Segment Start: MATERIAL FOR THIS TASK
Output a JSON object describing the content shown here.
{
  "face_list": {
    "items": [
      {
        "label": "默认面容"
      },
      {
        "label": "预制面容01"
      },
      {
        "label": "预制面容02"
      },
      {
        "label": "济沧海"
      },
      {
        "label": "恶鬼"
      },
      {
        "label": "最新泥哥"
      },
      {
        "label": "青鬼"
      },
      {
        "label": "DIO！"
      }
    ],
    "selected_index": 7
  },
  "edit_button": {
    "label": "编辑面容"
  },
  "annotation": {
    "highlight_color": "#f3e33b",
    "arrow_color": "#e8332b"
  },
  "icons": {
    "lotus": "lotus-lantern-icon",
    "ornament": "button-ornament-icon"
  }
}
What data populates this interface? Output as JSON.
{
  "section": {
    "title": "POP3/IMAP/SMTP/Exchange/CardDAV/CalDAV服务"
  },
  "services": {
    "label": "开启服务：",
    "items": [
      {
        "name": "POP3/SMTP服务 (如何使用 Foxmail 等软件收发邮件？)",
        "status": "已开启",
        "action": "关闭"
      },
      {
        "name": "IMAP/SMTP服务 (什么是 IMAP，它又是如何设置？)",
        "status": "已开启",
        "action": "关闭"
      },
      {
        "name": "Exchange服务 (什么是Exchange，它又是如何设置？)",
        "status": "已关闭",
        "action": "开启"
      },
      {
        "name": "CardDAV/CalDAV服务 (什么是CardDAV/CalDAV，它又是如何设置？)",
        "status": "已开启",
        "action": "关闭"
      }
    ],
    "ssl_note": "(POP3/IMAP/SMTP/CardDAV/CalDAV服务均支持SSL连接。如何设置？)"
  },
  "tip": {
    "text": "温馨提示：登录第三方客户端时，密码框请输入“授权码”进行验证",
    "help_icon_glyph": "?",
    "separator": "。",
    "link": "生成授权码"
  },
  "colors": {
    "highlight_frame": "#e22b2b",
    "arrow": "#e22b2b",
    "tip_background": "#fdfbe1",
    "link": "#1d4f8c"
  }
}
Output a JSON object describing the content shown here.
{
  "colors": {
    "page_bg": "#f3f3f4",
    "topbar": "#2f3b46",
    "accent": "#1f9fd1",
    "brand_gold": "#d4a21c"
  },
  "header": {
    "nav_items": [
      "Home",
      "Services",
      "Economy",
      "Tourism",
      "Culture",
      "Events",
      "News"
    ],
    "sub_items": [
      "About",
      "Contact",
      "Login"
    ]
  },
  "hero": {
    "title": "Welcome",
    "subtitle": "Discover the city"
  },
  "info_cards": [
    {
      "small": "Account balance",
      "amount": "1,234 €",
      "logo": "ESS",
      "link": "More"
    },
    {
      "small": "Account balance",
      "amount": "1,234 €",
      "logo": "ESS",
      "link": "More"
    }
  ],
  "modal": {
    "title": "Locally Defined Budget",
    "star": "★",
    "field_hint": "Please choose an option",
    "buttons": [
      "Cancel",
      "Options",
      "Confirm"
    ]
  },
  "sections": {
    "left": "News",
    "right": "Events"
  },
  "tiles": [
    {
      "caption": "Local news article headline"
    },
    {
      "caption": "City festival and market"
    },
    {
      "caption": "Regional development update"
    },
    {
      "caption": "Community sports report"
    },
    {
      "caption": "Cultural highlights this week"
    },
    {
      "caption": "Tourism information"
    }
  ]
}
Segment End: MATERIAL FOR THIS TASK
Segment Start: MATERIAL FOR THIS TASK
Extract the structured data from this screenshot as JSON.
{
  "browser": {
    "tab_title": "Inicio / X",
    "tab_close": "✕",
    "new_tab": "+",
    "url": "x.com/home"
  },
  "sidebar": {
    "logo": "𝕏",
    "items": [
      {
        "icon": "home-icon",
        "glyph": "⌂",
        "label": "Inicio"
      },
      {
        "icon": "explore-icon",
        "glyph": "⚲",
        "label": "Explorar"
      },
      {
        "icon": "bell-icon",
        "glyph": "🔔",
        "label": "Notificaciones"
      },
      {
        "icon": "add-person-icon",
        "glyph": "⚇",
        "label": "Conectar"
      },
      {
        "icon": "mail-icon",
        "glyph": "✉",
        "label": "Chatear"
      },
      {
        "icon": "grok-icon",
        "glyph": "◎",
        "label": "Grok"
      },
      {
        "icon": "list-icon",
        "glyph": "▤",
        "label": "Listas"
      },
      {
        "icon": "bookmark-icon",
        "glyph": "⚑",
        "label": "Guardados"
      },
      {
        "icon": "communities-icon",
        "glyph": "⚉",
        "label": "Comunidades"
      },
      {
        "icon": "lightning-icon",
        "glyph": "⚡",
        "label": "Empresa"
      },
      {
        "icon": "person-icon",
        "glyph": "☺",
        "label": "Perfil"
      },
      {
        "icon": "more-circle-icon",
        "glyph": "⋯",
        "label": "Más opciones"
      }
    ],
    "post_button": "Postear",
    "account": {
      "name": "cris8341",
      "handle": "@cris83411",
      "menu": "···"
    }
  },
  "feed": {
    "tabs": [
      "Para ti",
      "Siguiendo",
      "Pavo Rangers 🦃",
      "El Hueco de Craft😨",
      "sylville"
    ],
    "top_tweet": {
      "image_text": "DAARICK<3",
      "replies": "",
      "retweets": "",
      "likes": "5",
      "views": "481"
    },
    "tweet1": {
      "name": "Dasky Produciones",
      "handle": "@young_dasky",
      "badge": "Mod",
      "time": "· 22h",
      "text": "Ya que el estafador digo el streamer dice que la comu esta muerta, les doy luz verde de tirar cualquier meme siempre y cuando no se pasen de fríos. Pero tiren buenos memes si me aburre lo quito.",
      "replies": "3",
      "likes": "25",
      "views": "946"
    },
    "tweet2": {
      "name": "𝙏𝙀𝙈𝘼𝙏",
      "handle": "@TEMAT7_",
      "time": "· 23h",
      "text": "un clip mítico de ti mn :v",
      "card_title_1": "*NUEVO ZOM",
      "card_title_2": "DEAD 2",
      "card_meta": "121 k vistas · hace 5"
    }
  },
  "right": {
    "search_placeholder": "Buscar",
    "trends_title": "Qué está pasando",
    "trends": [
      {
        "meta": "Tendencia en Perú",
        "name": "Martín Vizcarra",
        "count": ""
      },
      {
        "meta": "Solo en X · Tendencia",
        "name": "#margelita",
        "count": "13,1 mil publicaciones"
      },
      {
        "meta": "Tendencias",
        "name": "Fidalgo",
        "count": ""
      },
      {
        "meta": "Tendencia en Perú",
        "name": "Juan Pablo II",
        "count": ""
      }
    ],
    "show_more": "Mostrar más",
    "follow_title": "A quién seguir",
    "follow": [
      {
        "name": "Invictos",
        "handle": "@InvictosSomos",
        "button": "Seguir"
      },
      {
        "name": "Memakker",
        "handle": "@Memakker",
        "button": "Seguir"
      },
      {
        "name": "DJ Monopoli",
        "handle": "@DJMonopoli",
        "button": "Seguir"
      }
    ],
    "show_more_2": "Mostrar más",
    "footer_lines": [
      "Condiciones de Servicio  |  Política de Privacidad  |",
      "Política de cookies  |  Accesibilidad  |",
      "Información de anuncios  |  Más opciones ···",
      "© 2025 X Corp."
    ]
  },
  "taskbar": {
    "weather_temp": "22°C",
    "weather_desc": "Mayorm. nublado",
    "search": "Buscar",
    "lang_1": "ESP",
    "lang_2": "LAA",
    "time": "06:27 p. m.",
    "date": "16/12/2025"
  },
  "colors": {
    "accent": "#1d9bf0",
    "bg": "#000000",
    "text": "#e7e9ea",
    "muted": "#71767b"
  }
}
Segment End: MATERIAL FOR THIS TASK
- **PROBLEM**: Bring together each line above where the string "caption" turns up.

- **RESULT OF THE EXERCISE**:
      "caption": "Local news article headline"
      "caption": "City festival and market"
      "caption": "Regional development update"
      "caption": "Community sports report"
      "caption": "Cultural highlights this week"
      "caption": "Tourism information"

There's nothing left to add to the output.